(WHAT IS EXPECTED):
Exactly as written, set down every entry once more.

Records from a collection:
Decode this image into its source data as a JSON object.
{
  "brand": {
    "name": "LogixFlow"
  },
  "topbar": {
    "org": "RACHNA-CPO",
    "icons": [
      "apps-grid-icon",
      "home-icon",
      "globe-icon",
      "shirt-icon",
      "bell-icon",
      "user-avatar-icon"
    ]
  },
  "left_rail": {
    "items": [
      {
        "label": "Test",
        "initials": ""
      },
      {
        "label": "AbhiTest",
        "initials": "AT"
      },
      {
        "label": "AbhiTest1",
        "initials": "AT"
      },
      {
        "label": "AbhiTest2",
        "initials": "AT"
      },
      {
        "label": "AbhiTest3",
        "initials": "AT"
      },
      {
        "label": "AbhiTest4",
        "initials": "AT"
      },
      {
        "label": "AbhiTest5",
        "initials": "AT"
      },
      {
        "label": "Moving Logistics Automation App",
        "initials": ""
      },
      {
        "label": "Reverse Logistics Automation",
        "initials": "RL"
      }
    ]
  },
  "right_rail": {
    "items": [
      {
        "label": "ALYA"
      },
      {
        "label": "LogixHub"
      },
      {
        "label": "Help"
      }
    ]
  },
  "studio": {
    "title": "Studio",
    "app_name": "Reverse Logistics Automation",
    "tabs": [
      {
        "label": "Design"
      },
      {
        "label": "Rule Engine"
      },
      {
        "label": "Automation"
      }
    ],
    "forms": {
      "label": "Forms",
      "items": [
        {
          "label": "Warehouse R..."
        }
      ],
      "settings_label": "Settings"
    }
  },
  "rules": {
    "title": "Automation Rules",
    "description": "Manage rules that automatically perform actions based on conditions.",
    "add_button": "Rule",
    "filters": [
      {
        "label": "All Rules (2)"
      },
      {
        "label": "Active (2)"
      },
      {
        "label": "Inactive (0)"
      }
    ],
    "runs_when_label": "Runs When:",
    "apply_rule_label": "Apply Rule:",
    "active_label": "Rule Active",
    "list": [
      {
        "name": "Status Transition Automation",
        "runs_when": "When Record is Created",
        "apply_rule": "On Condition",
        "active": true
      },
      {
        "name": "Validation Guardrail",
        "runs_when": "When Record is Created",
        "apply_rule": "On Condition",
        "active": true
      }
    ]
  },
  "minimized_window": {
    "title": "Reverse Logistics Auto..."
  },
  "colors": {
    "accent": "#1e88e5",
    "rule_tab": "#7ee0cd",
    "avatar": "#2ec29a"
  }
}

(YOUR RESPONSE):
Decode this image into its source data as a JSON object.
{
  "brand": {
    "name": "LogixFlow"
  },
  "topbar": {
    "org": "RACHNA-CPO",
    "icons": [
      "apps-grid-icon",
      "home-icon",
      "globe-icon",
      "shirt-icon",
      "bell-icon",
      "user-avatar-icon"
    ]
  },
  "left_rail": {
    "items": [
      {
        "label": "Test",
        "initials": ""
      },
      {
        "label": "AbhiTest",
        "initials": "AT"
      },
      {
        "label": "AbhiTest1",
        "initials": "AT"
      },
      {
        "label": "AbhiTest2",
        "initials": "AT"
      },
      {
        "label": "AbhiTest3",
        "initials": "AT"
      },
      {
        "label": "AbhiTest4",
        "initials": "AT"
      },
      {
        "label": "AbhiTest5",
        "initials": "AT"
      },
      {
        "label": "Moving Logistics Automation App",
        "initials": ""
      },
      {
        "label": "Reverse Logistics Automation",
        "initials": "RL"
      }
    ]
  },
  "right_rail": {
    "items": [
      {
        "label": "ALYA"
      },
      {
        "label": "LogixHub"
      },
      {
        "label": "Help"
      }
    ]
  },
  "studio": {
    "title": "Studio",
    "app_name": "Reverse Logistics Automation",
    "tabs": [
      {
        "label": "Design"
      },
      {
        "label": "Rule Engine"
      },
      {
        "label": "Automation"
      }
    ],
    "forms": {
      "label": "Forms",
      "items": [
        {
          "label": "Warehouse R..."
        }
      ],
      "settings_label": "Settings"
    }
  },
  "rules": {
    "title": "Automation Rules",
    "description": "Manage rules that automatically perform actions based on conditions.",
    "add_button": "Rule",
    "filters": [
      {
        "label": "All Rules (2)"
      },
      {
        "label": "Active (2)"
      },
      {
        "label": "Inactive (0)"
      }
    ],
    "runs_when_label": "Runs When:",
    "apply_rule_label": "Apply Rule:",
    "active_label": "Rule Active",
    "list": [
      {
        "name": "Status Transition Automation",
        "runs_when": "When Record is Created",
        "apply_rule": "On Condition",
        "active": true
      },
      {
        "name": "Validation Guardrail",
        "runs_when": "When Record is Created",
        "apply_rule": "On Condition",
        "active": true
      }
    ]
  },
  "minimized_window": {
    "title": "Reverse Logistics Auto..."
  },
  "colors": {
    "accent": "#1e88e5",
    "rule_tab": "#7ee0cd",
    "avatar": "#2ec29a"
  }
}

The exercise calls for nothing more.